Whether you enjoy Taipei likely depends on how familiar you are with the lifestyle of its main characters. Tao Lin’s writing style — in this novel, it’s hazy, listless and unflinching — calls to mind Bret Easton Ellis’ narrators, and there’s a similar “it takes one to know one” element to Taipei as there is to American Psycho or Glamorama. Could you grasp the incisive details of either of those novels if you were wholly unfamiliar with the excesses ‘80s and ‘90s Manhattan? (The Ellis-Lin connection isn’t entirely my own observation; Ellis is quoted on the book jacket praising Lin as “the most interesting prose stylist of his generation.”)
Lin writes like a millennials’ Ellis. He bundles the lack of direction, convenient friendships and moral relativism that characterize the lowest moments of urban 20-something life and hands the package back to readers in a story that I found, at times, existentially terrifying.
The main character, Paul, is a young Brooklyn-based writer whose sole obligation is to show up on time — and preferably coherent — to stops on his book tour. The rest of his life is unfettered. Friends, girlfriends and drugs come and go with little examination. His life’s rhythm is spiritually manic: bouts of extreme fascination, self-consciousness and analysis followed by a general indifference and melancholy. If you recognize elements of yourself or of your friends in Paul, the novel becomes alarming.
No one holds a mirror to Paul and his cohorts, and so they stumble through entire seasons — biological rhythms replaced by pharmaceutical ones — tethered only by laptop screens and friends they can barely identify. Everyone grins a lot, mistakes people for each other and has a hard time making eye contact. Lin’s writing, like his characters’ lives, is prismatic and dulling. Reading the novel for long stretches feels sedative. Taipei is like a drug that, when its fascinating effects wear off, leaves one chilled and uncomfortable.
Taipei is a novel about the modern danger of failing to reach oneself and to connect with others. When I feel like I’m hurtling through weeks and months too quickly, not making time to be present with the people I love, I invite a friend or two over for breakfast. No phones, no TVs — I cook something simple, put on a pot of coffee and we catch up. It never fails to center me.
WAFFLES WITH RASPBERRY-GINGER MAPLE SYRUP
For the waffles
- 1 ¾ cup all-purpose flour
- 1 tablespoon baking powder
- 1 teaspoon salt
- 1 tablespoon sugar
- 1 teaspoon cinnamon
- 2 large eggs, separated
- 1 ½ cup whole milk
- 6 tablespoon unsalted butter, melted
For the syrup
- 8 oz. maple syrup
- 1 cup raspberries (preferably fresh, though you could substitute frozen)
- 1 teaspoon dried ginger, less if using fresh grated ginger
- fresh raspberries
- whipped cream
Warm up a waffle iron.
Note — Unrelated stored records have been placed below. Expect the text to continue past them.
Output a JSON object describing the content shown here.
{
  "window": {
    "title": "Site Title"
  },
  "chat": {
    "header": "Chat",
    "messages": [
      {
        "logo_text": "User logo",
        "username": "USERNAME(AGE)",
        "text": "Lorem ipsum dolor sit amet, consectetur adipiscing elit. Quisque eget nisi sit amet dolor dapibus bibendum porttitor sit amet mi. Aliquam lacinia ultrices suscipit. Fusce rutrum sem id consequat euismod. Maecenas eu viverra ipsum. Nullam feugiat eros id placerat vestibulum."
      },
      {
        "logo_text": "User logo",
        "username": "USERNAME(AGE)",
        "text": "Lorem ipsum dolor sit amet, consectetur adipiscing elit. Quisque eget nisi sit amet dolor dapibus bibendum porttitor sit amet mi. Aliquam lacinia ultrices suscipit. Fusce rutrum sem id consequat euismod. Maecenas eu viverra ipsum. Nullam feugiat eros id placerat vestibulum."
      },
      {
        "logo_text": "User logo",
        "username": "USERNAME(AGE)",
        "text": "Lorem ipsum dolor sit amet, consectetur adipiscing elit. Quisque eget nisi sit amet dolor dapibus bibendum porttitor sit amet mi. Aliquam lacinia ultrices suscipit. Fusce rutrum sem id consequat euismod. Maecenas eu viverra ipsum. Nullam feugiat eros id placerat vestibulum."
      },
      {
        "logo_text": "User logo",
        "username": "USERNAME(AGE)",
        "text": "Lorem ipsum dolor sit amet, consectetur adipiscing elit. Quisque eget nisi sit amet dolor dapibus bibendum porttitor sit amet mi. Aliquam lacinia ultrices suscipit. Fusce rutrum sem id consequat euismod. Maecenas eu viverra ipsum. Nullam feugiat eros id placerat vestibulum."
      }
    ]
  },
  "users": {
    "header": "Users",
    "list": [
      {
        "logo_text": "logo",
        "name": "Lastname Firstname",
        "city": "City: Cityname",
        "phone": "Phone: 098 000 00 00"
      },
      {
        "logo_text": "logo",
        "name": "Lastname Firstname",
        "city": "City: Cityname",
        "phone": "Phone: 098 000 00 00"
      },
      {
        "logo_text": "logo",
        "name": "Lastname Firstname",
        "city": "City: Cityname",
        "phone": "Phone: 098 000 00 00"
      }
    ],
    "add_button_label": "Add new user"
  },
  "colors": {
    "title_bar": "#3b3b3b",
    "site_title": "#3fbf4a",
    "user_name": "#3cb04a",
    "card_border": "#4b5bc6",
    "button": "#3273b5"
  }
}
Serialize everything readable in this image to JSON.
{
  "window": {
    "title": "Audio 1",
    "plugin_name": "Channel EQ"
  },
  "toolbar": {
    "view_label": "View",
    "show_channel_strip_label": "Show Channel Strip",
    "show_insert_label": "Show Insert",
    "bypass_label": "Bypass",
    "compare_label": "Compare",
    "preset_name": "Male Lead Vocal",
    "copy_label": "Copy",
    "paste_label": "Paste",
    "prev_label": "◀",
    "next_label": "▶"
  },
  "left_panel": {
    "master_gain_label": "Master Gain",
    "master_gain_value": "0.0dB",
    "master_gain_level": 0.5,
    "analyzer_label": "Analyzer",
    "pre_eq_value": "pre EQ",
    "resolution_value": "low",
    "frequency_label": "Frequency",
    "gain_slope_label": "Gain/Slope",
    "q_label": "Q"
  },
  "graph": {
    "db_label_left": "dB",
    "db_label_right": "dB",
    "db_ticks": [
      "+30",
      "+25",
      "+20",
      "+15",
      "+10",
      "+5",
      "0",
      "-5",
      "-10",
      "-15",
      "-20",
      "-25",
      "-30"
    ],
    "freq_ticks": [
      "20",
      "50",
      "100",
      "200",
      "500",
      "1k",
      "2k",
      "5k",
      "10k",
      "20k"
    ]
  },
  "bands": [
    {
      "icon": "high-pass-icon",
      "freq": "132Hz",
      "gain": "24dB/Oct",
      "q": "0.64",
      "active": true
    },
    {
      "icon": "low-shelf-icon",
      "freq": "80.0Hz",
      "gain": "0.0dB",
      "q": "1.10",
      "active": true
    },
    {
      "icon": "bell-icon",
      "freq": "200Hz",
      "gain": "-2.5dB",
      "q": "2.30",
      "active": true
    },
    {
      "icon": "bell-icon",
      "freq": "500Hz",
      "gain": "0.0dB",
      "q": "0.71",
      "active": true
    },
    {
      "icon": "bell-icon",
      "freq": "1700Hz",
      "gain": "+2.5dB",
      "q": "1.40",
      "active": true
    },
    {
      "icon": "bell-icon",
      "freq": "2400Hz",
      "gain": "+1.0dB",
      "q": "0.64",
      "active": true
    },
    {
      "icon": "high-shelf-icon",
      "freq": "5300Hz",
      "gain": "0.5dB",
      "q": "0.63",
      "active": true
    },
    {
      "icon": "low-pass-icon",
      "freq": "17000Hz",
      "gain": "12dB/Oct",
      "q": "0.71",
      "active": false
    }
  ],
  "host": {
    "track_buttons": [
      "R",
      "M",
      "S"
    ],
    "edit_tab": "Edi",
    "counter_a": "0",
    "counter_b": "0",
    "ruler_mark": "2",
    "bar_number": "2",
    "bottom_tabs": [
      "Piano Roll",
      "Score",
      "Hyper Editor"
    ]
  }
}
In a large bowl, whisk together flour, baking powder, cinnamon, salt and sugar. In another bowl, whisk together egg yolks, milk and melted butter, reserving the egg whites separately.
Pour maple syrup into a small saucepan, heat over medium heat. Add raspberries and ginger. Once raspberries become softer, macerate with a fork. Once berries are macerated and fragrant, reduce heat to low, stirring occasionally.
Pour wet waffle ingredients into dry ingredients and stir with a wooden spoon until just barely combined; the batter should be lumpy. With an electric mixer, beat egg whites on high speed until soft peaks form. Fold egg whites into batter with a plastic spatula; do not stir.
Pour ½ cup to 1 cup of batter into waffle iron (depending on iron size). Bake as directed by the iron’s manufacturer. Waffles can be kept warm on a baking sheet in a 200ºF oven until ready to serve.
Once waffles are ready to serve, remove syrup from heat and strain through a mesh sieve to remove raspberry seeds. Serve syrup in a ramekin with a spoon or from a small pitcher.